Similarly, a “modified categorical approach” is used by courts to analyze the elements of a divisible statute (a criminal statute that is comprised of several varied offenses). In a two-step “modified categorical approach,” the court first reviews indictments and jury instructions, among other documents, to determine which part of a statute formed the basis of a defendant’s prior conviction. Next, the court compares the elements of the crime of conviction with the element of the general crime.

The Fifth Circuit Weighs In

Here, the Fifth Circuit adopted the modified categorical approach to analyze the case.
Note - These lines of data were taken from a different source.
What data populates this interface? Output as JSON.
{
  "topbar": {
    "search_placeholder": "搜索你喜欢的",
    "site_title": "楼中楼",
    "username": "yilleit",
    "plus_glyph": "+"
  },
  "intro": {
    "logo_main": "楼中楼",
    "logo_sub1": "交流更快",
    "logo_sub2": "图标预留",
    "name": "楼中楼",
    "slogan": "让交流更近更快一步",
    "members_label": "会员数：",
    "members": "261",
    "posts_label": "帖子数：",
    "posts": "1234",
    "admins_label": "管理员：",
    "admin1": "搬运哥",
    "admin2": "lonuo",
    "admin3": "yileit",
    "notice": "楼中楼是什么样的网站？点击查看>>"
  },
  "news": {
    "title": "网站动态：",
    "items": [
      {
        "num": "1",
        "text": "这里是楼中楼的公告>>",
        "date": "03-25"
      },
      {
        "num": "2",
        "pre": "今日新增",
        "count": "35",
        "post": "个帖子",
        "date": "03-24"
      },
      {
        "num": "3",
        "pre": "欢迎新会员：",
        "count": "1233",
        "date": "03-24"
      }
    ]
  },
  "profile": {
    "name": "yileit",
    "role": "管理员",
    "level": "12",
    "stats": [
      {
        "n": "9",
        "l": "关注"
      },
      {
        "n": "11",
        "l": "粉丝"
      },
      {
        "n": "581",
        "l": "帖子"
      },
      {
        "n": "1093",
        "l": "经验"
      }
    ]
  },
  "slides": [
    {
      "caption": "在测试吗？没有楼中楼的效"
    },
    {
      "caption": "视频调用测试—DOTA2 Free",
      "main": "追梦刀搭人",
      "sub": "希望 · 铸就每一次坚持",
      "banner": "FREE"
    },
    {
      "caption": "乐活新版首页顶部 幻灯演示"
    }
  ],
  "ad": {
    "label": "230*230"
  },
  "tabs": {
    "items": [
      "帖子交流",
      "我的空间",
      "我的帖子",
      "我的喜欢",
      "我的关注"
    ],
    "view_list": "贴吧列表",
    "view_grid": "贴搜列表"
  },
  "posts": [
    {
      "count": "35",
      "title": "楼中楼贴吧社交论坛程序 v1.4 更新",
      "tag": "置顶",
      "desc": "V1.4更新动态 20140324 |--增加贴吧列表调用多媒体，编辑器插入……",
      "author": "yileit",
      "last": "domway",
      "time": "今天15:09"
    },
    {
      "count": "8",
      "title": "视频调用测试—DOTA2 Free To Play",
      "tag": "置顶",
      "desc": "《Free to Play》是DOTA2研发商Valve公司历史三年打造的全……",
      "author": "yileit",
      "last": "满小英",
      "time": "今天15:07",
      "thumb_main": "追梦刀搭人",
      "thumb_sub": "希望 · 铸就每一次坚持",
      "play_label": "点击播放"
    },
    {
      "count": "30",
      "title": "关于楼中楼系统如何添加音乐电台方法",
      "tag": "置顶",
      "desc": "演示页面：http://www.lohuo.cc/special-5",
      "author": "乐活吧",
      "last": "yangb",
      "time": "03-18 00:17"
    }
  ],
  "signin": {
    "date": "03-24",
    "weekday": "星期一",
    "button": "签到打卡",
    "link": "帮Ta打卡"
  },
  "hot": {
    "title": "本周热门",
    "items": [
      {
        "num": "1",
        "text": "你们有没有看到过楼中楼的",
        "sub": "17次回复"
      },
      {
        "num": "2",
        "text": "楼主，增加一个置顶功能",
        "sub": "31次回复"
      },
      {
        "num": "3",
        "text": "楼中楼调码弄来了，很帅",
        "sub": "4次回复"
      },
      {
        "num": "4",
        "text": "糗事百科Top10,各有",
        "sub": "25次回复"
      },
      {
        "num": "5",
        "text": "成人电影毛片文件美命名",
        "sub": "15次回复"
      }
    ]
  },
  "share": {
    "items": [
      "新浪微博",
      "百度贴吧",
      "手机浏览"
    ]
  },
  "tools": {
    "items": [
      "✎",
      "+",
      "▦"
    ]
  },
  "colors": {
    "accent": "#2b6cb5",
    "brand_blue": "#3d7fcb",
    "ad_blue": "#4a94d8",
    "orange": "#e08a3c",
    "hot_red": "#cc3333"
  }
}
Here, the “generic crime” is a theft offense—the “Dealing in Stolen Property” conviction from 2002. Because the provision does not clearly define “theft offense,” the Fifth Circuit applied the generic definition of theft, “a taking of property or an exercise of control over property without consent with the criminal intent to deprive the owner of rights and benefits of ownership.” United States v. Medina-Torres, 703 F.3d 770, 774 (5th Cir. 2012)(per curiam). Burke v. MuKasey, 509 F.3d 695, 697 (5th Cir. 2007).

The court examined the Florida statute reads, “Traffic means to (a) sell, transfer, distribute, dispense or otherwise dispose of property; (b) to buy, receive, possess, obtain control of, or use property with the intent to sell, transfer, distribute, dispense, or otherwise dispose of property.” Fla. Stat. § 812.012(8). Next, the Court reviewed Rodriguez’s charging document, which read, “Rodriguez knew or should have known that the property was stolen.” The Court examined Florida case law that showed that Florida applies the statute to conduct outside of the generic definition of theft—which created a problem when applying this conviction to the sentencing enhancement provision as outlined in the PSR. Without the enhancement provision, Rodriguez’s sentence would likely not have been as long with a lower base offense level. Accordingly the Fifth Circuit vacates the 27-month prison term and remands the case for resentencing only.